-- MATERIAL FOR THE TASK follows --

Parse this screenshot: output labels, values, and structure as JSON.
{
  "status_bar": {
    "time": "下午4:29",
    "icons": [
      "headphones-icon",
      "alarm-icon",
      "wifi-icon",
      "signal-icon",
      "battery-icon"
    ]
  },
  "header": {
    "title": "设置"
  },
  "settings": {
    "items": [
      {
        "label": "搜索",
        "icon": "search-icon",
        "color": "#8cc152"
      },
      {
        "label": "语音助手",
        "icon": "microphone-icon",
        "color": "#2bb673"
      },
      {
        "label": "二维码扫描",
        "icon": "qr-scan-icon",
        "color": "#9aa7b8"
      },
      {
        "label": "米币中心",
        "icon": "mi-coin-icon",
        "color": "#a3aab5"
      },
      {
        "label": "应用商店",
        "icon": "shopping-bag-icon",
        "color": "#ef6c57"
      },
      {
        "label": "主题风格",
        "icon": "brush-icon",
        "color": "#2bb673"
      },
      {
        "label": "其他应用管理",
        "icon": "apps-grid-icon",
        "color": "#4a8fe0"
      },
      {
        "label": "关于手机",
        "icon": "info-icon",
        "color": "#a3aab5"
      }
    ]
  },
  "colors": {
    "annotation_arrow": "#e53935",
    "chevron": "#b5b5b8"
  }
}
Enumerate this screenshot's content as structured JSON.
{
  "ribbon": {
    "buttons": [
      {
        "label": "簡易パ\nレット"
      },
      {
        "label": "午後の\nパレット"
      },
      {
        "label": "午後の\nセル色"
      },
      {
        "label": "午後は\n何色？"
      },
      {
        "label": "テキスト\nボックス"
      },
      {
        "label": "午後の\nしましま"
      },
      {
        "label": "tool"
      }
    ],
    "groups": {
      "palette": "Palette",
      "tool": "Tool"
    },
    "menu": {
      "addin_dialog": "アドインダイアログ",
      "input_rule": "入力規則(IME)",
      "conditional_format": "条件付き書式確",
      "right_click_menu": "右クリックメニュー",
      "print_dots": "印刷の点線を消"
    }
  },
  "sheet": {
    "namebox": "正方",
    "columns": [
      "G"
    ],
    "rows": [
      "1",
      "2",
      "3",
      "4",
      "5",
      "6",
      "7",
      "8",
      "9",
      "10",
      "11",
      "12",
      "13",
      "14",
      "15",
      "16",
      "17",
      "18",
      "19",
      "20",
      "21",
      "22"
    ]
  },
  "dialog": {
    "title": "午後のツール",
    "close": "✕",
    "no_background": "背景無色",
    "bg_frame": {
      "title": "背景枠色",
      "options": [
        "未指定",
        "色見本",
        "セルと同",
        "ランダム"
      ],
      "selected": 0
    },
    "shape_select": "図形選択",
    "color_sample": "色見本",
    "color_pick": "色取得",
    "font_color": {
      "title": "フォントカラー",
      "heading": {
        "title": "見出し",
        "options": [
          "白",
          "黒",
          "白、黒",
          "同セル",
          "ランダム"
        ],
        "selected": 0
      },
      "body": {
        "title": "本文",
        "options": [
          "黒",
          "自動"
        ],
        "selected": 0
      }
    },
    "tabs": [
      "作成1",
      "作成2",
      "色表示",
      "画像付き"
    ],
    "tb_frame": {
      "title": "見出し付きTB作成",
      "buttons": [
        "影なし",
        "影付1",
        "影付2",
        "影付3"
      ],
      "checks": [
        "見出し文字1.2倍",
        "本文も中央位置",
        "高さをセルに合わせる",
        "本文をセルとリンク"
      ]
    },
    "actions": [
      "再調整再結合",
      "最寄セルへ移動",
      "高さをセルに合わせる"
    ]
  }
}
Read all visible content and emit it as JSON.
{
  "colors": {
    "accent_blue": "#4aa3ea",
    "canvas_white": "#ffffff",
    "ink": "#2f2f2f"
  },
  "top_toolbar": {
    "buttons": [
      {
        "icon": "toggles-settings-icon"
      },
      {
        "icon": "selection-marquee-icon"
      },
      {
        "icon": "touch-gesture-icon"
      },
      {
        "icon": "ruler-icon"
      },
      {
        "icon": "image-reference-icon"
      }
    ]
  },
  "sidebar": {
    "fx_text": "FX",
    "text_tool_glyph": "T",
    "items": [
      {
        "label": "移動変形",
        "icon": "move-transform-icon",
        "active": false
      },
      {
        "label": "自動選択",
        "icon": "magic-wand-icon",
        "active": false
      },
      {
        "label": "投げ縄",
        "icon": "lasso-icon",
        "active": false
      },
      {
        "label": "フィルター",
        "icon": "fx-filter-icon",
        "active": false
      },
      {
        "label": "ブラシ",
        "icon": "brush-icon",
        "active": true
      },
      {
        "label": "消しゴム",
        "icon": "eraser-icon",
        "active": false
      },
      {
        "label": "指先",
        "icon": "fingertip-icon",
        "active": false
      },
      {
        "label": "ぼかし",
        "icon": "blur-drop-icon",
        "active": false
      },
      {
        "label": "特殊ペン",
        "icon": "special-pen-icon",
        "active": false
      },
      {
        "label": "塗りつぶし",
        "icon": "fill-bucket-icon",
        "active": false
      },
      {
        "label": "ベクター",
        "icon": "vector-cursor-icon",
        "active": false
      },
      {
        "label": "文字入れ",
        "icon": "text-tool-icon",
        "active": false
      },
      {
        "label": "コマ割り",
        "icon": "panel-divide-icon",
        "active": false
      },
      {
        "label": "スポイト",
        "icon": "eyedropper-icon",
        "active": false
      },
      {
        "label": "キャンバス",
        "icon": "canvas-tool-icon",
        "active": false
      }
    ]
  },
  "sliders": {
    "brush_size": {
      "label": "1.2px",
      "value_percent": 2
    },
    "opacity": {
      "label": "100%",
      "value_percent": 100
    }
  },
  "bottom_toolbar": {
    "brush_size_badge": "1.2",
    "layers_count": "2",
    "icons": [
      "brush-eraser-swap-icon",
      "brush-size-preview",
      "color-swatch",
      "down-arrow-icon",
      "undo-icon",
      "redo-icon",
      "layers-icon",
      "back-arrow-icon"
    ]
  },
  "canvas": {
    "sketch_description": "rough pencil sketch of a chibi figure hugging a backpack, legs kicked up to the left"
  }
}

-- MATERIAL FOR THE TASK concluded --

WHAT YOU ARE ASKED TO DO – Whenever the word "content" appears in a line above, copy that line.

OUTPUT FOR THIS TASK –
Enumerate this screenshot's content as structured JSON.
Read all visible content and emit it as JSON.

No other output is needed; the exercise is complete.